• **Instructions for the task**: Among the entries below, find the lines that hold the word "Filter" and report them.

━━━━━ Supplied data

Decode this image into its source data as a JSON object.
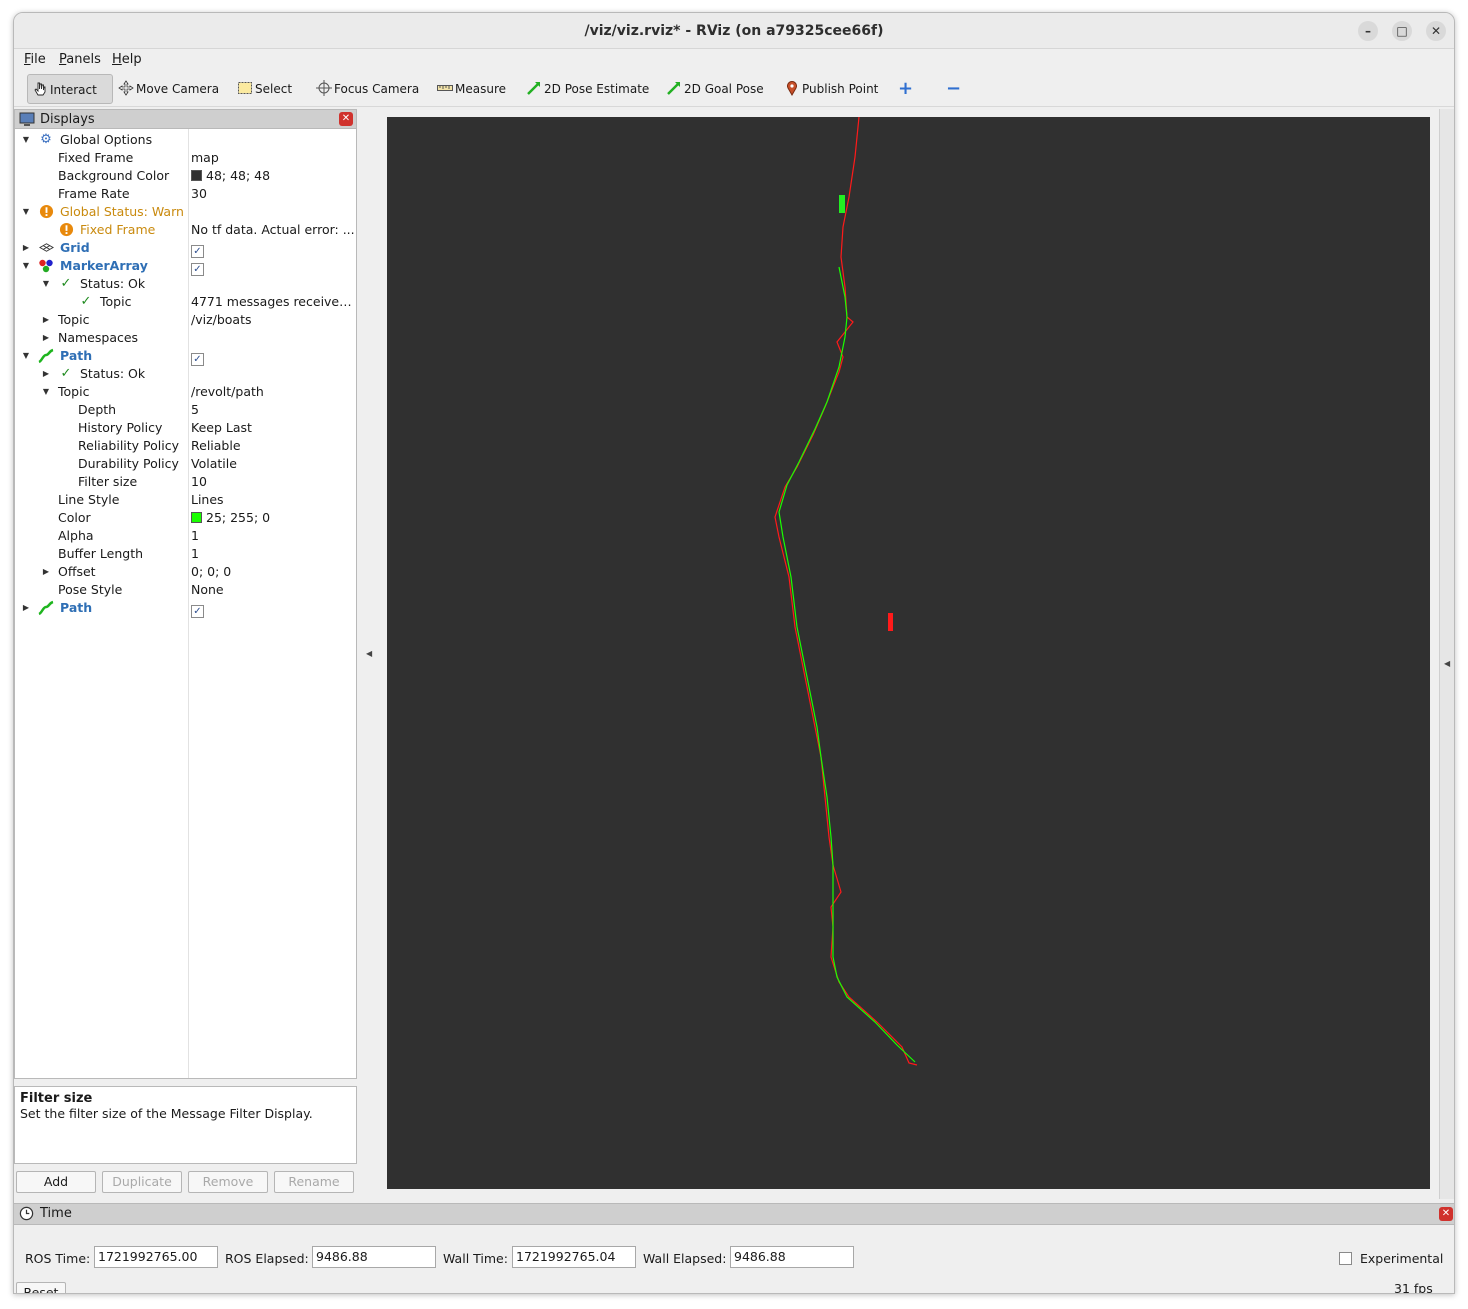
{
  "window": {
    "title": "/viz/viz.rviz* - RViz (on a79325cee66f)",
    "controls": {
      "minimize": "–",
      "maximize": "□",
      "close": "✕"
    }
  },
  "menu": [
    "File",
    "Panels",
    "Help"
  ],
  "toolbar": {
    "interact": "Interact",
    "move_camera": "Move Camera",
    "select": "Select",
    "focus_camera": "Focus Camera",
    "measure": "Measure",
    "pose_estimate": "2D Pose Estimate",
    "goal_pose": "2D Goal Pose",
    "publish_point": "Publish Point",
    "add_tool": "+",
    "remove_tool": "−"
  },
  "displays": {
    "title": "Displays",
    "rows": [
      {
        "label": "Global Options",
        "value": ""
      },
      {
        "label": "Fixed Frame",
        "value": "map"
      },
      {
        "label": "Background Color",
        "value": "48; 48; 48"
      },
      {
        "label": "Frame Rate",
        "value": "30"
      },
      {
        "label": "Global Status: Warn",
        "value": ""
      },
      {
        "label": "Fixed Frame",
        "value": "No tf data.  Actual error: ..."
      },
      {
        "label": "Grid",
        "value": "✓"
      },
      {
        "label": "MarkerArray",
        "value": "✓"
      },
      {
        "label": "Status: Ok",
        "value": ""
      },
      {
        "label": "Topic",
        "value": "4771 messages received..."
      },
      {
        "label": "Topic",
        "value": "/viz/boats"
      },
      {
        "label": "Namespaces",
        "value": ""
      },
      {
        "label": "Path",
        "value": "✓"
      },
      {
        "label": "Status: Ok",
        "value": ""
      },
      {
        "label": "Topic",
        "value": "/revolt/path"
      },
      {
        "label": "Depth",
        "value": "5"
      },
      {
        "label": "History Policy",
        "value": "Keep Last"
      },
      {
        "label": "Reliability Policy",
        "value": "Reliable"
      },
      {
        "label": "Durability Policy",
        "value": "Volatile"
      },
      {
        "label": "Filter size",
        "value": "10"
      },
      {
        "label": "Line Style",
        "value": "Lines"
      },
      {
        "label": "Color",
        "value": "25; 255; 0"
      },
      {
        "label": "Alpha",
        "value": "1"
      },
      {
        "label": "Buffer Length",
        "value": "1"
      },
      {
        "label": "Offset",
        "value": "0; 0; 0"
      },
      {
        "label": "Pose Style",
        "value": "None"
      },
      {
        "label": "Path",
        "value": "✓"
      }
    ],
    "colors": {
      "background": "#303030",
      "path": "#19ff00",
      "warn": "#e8890c"
    }
  },
  "description": {
    "title": "Filter size",
    "text": "Set the filter size of the Message Filter Display."
  },
  "panel_buttons": {
    "add": "Add",
    "duplicate": "Duplicate",
    "remove": "Remove",
    "rename": "Rename"
  },
  "time": {
    "title": "Time",
    "ros_time_label": "ROS Time:",
    "ros_time": "1721992765.00",
    "ros_elapsed_label": "ROS Elapsed:",
    "ros_elapsed": "9486.88",
    "wall_time_label": "Wall Time:",
    "wall_time": "1721992765.04",
    "wall_elapsed_label": "Wall Elapsed:",
    "wall_elapsed": "9486.88",
    "experimental": "Experimental",
    "reset": "Reset",
    "fps": "31 fps"
  }
}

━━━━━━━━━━

• **Written answer**:
        "label": "Filter size",
    "title": "Filter size",
    "text": "Set the filter size of the Message Filter Display."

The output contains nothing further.